WHAT IS EXPECTED — Look through the data below, tally the lines where "Hochschule" occurs, and write the total alone.

EXERCISE INPUTS —
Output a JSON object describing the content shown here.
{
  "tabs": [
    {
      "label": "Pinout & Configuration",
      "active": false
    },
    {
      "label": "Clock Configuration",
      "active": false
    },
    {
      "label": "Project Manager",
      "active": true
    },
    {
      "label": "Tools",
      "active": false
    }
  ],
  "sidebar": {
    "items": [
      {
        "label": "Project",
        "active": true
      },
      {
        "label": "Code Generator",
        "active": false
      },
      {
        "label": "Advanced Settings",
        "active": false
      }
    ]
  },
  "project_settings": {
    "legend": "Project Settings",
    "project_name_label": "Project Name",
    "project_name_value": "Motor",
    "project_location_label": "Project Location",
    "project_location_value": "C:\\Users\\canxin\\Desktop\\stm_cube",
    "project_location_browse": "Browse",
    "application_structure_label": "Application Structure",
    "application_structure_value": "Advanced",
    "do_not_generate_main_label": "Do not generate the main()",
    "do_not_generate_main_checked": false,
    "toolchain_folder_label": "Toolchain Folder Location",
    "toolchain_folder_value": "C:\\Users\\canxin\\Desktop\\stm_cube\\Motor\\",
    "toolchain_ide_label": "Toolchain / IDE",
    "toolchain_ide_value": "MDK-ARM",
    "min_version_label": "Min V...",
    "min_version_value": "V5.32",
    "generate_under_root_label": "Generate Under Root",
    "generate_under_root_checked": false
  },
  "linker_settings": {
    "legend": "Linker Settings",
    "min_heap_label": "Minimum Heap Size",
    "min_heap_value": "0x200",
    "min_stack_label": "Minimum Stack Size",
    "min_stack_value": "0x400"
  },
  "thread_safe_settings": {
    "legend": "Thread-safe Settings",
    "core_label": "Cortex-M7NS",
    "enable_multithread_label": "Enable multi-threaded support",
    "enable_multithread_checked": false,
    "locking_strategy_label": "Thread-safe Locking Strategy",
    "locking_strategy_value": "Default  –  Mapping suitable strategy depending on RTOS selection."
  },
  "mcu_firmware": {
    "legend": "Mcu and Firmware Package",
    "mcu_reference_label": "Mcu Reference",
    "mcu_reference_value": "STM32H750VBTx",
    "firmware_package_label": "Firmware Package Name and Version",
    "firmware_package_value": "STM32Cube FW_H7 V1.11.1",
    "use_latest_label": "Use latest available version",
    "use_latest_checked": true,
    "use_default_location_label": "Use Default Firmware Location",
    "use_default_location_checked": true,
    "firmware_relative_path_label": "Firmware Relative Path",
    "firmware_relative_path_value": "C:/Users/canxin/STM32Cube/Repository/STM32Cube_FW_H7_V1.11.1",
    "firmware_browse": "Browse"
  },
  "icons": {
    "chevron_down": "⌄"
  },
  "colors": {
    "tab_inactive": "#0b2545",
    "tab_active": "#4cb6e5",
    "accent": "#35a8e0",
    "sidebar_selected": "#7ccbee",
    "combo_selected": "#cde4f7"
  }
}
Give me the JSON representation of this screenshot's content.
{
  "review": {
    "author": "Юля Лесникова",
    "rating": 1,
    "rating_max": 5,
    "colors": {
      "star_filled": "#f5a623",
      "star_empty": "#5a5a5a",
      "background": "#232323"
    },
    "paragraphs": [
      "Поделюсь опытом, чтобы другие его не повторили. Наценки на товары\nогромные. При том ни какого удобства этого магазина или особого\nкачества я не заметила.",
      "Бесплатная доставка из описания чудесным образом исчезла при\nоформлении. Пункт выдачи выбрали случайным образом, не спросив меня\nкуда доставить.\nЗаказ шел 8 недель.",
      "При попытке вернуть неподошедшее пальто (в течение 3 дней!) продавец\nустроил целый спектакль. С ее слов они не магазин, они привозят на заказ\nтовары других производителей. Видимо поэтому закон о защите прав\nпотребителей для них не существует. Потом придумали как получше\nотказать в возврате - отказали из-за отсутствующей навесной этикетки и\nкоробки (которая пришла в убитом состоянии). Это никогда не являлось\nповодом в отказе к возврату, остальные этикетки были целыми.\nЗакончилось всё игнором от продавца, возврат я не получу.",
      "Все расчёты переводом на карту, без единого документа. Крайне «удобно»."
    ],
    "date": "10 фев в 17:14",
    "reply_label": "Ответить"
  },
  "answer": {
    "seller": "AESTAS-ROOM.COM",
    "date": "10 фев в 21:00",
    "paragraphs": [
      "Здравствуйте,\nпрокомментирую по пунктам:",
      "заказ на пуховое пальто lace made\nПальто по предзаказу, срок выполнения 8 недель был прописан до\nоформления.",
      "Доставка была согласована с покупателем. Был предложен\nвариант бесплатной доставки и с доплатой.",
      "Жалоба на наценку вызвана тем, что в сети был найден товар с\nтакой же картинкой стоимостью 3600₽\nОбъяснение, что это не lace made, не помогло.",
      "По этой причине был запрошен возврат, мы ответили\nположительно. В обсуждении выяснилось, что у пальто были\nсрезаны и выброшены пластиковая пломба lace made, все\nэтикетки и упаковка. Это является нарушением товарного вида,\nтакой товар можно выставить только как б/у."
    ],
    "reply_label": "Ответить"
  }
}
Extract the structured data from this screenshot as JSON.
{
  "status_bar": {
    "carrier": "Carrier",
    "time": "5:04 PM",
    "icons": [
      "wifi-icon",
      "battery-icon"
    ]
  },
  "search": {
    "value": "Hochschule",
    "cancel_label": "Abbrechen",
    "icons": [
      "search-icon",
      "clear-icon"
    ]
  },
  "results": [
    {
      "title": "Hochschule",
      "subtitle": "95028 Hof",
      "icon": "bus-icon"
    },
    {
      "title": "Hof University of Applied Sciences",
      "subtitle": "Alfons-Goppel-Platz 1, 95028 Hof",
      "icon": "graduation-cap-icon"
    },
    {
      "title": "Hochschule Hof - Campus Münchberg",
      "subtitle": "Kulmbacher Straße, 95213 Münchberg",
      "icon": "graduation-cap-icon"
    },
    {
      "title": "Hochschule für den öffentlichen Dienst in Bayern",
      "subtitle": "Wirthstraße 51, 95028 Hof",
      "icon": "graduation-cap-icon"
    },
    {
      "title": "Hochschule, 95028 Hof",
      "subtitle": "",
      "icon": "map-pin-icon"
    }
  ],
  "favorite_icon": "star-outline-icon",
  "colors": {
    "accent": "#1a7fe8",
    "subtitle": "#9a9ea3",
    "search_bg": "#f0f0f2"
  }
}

OUTPUT FOR THIS EXERCISE — 5